» TASK REQUIREMENTS
The answer must be every entry, given again word for word.

» THE DATA
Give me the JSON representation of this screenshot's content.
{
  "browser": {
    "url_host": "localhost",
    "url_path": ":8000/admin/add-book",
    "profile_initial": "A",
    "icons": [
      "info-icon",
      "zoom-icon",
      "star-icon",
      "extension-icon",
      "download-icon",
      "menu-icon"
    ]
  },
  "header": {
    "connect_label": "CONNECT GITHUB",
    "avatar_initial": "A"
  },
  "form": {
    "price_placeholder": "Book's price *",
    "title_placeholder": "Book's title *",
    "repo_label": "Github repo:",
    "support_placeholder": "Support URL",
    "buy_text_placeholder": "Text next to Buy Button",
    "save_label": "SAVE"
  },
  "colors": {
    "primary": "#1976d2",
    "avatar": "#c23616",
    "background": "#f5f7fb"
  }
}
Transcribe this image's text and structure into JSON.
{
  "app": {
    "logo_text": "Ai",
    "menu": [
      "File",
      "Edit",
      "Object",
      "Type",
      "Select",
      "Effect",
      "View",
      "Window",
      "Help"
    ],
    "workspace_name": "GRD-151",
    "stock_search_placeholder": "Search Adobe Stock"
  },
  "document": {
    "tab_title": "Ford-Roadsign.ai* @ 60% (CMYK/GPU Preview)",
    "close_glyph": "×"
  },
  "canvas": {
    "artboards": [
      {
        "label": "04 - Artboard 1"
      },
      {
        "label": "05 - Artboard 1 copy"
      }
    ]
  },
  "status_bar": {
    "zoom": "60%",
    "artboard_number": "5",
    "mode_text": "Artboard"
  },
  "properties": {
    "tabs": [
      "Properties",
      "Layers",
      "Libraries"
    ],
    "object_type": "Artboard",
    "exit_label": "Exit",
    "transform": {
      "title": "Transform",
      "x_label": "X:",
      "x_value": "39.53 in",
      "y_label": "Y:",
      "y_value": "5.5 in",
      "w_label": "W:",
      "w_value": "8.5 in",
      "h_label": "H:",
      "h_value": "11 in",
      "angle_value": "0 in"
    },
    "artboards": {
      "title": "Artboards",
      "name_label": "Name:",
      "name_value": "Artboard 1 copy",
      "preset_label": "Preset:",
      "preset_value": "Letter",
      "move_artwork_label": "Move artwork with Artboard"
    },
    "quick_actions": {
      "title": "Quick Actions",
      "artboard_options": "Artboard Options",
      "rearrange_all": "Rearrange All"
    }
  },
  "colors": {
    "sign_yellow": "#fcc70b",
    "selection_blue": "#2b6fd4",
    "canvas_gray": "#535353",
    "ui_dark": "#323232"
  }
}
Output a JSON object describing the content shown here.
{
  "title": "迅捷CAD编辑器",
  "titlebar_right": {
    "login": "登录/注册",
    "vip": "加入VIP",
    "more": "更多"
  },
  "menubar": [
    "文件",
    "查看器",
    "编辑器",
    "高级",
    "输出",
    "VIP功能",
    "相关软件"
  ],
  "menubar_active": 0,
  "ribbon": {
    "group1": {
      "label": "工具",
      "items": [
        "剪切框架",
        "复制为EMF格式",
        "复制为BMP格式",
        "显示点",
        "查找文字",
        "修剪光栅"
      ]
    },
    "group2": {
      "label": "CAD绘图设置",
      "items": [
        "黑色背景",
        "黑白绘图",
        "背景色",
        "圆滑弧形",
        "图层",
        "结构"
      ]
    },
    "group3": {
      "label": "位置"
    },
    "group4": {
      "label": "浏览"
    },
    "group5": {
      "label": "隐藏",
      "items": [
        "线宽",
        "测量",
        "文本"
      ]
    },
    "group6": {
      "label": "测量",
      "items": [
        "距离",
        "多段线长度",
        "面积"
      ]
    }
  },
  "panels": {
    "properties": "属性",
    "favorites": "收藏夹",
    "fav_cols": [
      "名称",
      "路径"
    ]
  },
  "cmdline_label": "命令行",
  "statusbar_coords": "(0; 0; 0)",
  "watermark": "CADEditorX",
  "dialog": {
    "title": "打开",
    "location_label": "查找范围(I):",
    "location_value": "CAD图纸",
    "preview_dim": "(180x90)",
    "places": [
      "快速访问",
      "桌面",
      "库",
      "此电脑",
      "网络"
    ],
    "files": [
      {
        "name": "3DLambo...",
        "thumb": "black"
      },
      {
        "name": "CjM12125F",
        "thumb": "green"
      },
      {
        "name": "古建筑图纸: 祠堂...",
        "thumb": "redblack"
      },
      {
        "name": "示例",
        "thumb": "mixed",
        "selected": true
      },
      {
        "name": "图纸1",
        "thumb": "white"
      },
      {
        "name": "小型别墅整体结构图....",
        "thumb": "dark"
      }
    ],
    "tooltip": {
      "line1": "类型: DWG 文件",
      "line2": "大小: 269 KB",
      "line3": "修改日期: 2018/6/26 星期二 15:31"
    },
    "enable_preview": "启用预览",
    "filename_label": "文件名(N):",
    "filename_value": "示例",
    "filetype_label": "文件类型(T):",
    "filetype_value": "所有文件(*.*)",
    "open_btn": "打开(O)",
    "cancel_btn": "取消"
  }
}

» EXERCISE RESULT
Give me the JSON representation of this screenshot's content.
{
  "browser": {
    "url_host": "localhost",
    "url_path": ":8000/admin/add-book",
    "profile_initial": "A",
    "icons": [
      "info-icon",
      "zoom-icon",
      "star-icon",
      "extension-icon",
      "download-icon",
      "menu-icon"
    ]
  },
  "header": {
    "connect_label": "CONNECT GITHUB",
    "avatar_initial": "A"
  },
  "form": {
    "price_placeholder": "Book's price *",
    "title_placeholder": "Book's title *",
    "repo_label": "Github repo:",
    "support_placeholder": "Support URL",
    "buy_text_placeholder": "Text next to Buy Button",
    "save_label": "SAVE"
  },
  "colors": {
    "primary": "#1976d2",
    "avatar": "#c23616",
    "background": "#f5f7fb"
  }
}
Transcribe this image's text and structure into JSON.
{
  "app": {
    "logo_text": "Ai",
    "menu": [
      "File",
      "Edit",
      "Object",
      "Type",
      "Select",
      "Effect",
      "View",
      "Window",
      "Help"
    ],
    "workspace_name": "GRD-151",
    "stock_search_placeholder": "Search Adobe Stock"
  },
  "document": {
    "tab_title": "Ford-Roadsign.ai* @ 60% (CMYK/GPU Preview)",
    "close_glyph": "×"
  },
  "canvas": {
    "artboards": [
      {
        "label": "04 - Artboard 1"
      },
      {
        "label": "05 - Artboard 1 copy"
      }
    ]
  },
  "status_bar": {
    "zoom": "60%",
    "artboard_number": "5",
    "mode_text": "Artboard"
  },
  "properties": {
    "tabs": [
      "Properties",
      "Layers",
      "Libraries"
    ],
    "object_type": "Artboard",
    "exit_label": "Exit",
    "transform": {
      "title": "Transform",
      "x_label": "X:",
      "x_value": "39.53 in",
      "y_label": "Y:",
      "y_value": "5.5 in",
      "w_label": "W:",
      "w_value": "8.5 in",
      "h_label": "H:",
      "h_value": "11 in",
      "angle_value": "0 in"
    },
    "artboards": {
      "title": "Artboards",
      "name_label": "Name:",
      "name_value": "Artboard 1 copy",
      "preset_label": "Preset:",
      "preset_value": "Letter",
      "move_artwork_label": "Move artwork with Artboard"
    },
    "quick_actions": {
      "title": "Quick Actions",
      "artboard_options": "Artboard Options",
      "rearrange_all": "Rearrange All"
    }
  },
  "colors": {
    "sign_yellow": "#fcc70b",
    "selection_blue": "#2b6fd4",
    "canvas_gray": "#535353",
    "ui_dark": "#323232"
  }
}
Output a JSON object describing the content shown here.
{
  "title": "迅捷CAD编辑器",
  "titlebar_right": {
    "login": "登录/注册",
    "vip": "加入VIP",
    "more": "更多"
  },
  "menubar": [
    "文件",
    "查看器",
    "编辑器",
    "高级",
    "输出",
    "VIP功能",
    "相关软件"
  ],
  "menubar_active": 0,
  "ribbon": {
    "group1": {
      "label": "工具",
      "items": [
        "剪切框架",
        "复制为EMF格式",
        "复制为BMP格式",
        "显示点",
        "查找文字",
        "修剪光栅"
      ]
    },
    "group2": {
      "label": "CAD绘图设置",
      "items": [
        "黑色背景",
        "黑白绘图",
        "背景色",
        "圆滑弧形",
        "图层",
        "结构"
      ]
    },
    "group3": {
      "label": "位置"
    },
    "group4": {
      "label": "浏览"
    },
    "group5": {
      "label": "隐藏",
      "items": [
        "线宽",
        "测量",
        "文本"
      ]
    },
    "group6": {
      "label": "测量",
      "items": [
        "距离",
        "多段线长度",
        "面积"
      ]
    }
  },
  "panels": {
    "properties": "属性",
    "favorites": "收藏夹",
    "fav_cols": [
      "名称",
      "路径"
    ]
  },
  "cmdline_label": "命令行",
  "statusbar_coords": "(0; 0; 0)",
  "watermark": "CADEditorX",
  "dialog": {
    "title": "打开",
    "location_label": "查找范围(I):",
    "location_value": "CAD图纸",
    "preview_dim": "(180x90)",
    "places": [
      "快速访问",
      "桌面",
      "库",
      "此电脑",
      "网络"
    ],
    "files": [
      {
        "name": "3DLambo...",
        "thumb": "black"
      },
      {
        "name": "CjM12125F",
        "thumb": "green"
      },
      {
        "name": "古建筑图纸: 祠堂...",
        "thumb": "redblack"
      },
      {
        "name": "示例",
        "thumb": "mixed",
        "selected": true
      },
      {
        "name": "图纸1",
        "thumb": "white"
      },
      {
        "name": "小型别墅整体结构图....",
        "thumb": "dark"
      }
    ],
    "tooltip": {
      "line1": "类型: DWG 文件",
      "line2": "大小: 269 KB",
      "line3": "修改日期: 2018/6/26 星期二 15:31"
    },
    "enable_preview": "启用预览",
    "filename_label": "文件名(N):",
    "filename_value": "示例",
    "filetype_label": "文件类型(T):",
    "filetype_value": "所有文件(*.*)",
    "open_btn": "打开(O)",
    "cancel_btn": "取消"
  }
}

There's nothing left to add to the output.